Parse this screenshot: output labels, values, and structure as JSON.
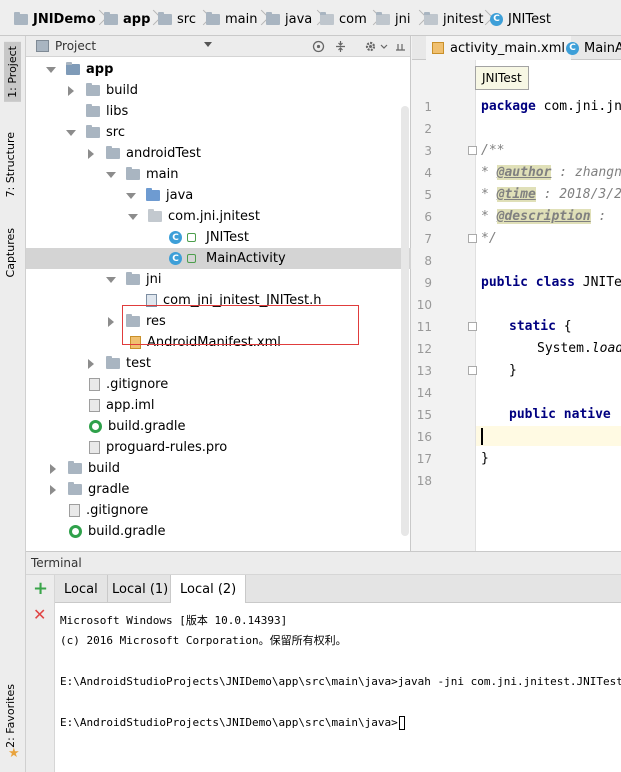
{
  "breadcrumb": [
    "JNIDemo",
    "app",
    "src",
    "main",
    "java",
    "com",
    "jni",
    "jnitest",
    "JNITest"
  ],
  "left_strip": {
    "project_tab": "1: Project",
    "structure_tab": "7: Structure",
    "captures_tab": "Captures",
    "favorites_tab": "2: Favorites"
  },
  "project_panel": {
    "title": "Project",
    "tree": [
      {
        "label": "app"
      },
      {
        "label": "build"
      },
      {
        "label": "libs"
      },
      {
        "label": "src"
      },
      {
        "label": "androidTest"
      },
      {
        "label": "main"
      },
      {
        "label": "java"
      },
      {
        "label": "com.jni.jnitest"
      },
      {
        "label": "JNITest"
      },
      {
        "label": "MainActivity"
      },
      {
        "label": "jni"
      },
      {
        "label": "com_jni_jnitest_JNITest.h"
      },
      {
        "label": "res"
      },
      {
        "label": "AndroidManifest.xml"
      },
      {
        "label": "test"
      },
      {
        "label": ".gitignore"
      },
      {
        "label": "app.iml"
      },
      {
        "label": "build.gradle"
      },
      {
        "label": "proguard-rules.pro"
      },
      {
        "label": "build"
      },
      {
        "label": "gradle"
      },
      {
        "label": ".gitignore"
      },
      {
        "label": "build.gradle"
      }
    ]
  },
  "editor": {
    "tabs": [
      "activity_main.xml",
      "MainA"
    ],
    "tooltip": "JNITest",
    "line_numbers": [
      "1",
      "2",
      "3",
      "4",
      "5",
      "6",
      "7",
      "8",
      "9",
      "10",
      "11",
      "12",
      "13",
      "14",
      "15",
      "16",
      "17",
      "18"
    ],
    "code": {
      "l1_kw": "package",
      "l1_rest": " com.jni.jni",
      "l3": "/**",
      "l4_tag": "@author",
      "l4_rest": " : zhangn",
      "l5_tag": "@time",
      "l5_rest": " : 2018/3/2",
      "l6_tag": "@description",
      "l6_rest": " :",
      "l7": " */",
      "l9_kw": "public class",
      "l9_rest": " JNITes",
      "l11_kw": "static",
      "l11_rest": " {",
      "l12_a": "System.",
      "l12_b": "loadL",
      "l13": "}",
      "l15_kw": "public native",
      "l15_rest": " :",
      "l17": "}"
    }
  },
  "terminal": {
    "title": "Terminal",
    "tabs": [
      "Local",
      "Local (1)",
      "Local (2)"
    ],
    "lines": [
      "Microsoft Windows [版本 10.0.14393]",
      "(c) 2016 Microsoft Corporation。保留所有权利。",
      "E:\\AndroidStudioProjects\\JNIDemo\\app\\src\\main\\java>javah -jni com.jni.jnitest.JNITest",
      "E:\\AndroidStudioProjects\\JNIDemo\\app\\src\\main\\java>"
    ]
  },
  "colors": {
    "keyword": "#000080",
    "comment": "#808080",
    "class_icon": "#3d9fd8",
    "annotation_box": "#e03c3c",
    "add_icon": "#3aa54a",
    "close_icon": "#e04545"
  }
}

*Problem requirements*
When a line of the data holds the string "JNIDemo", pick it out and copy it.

*Response*
    "JNIDemo",
      "E:\\AndroidStudioProjects\\JNIDemo\\app\\src\\main\\java>javah -jni com.jni.jnitest.JNITest",
      "E:\\AndroidStudioProjects\\JNIDemo\\app\\src\\main\\java>"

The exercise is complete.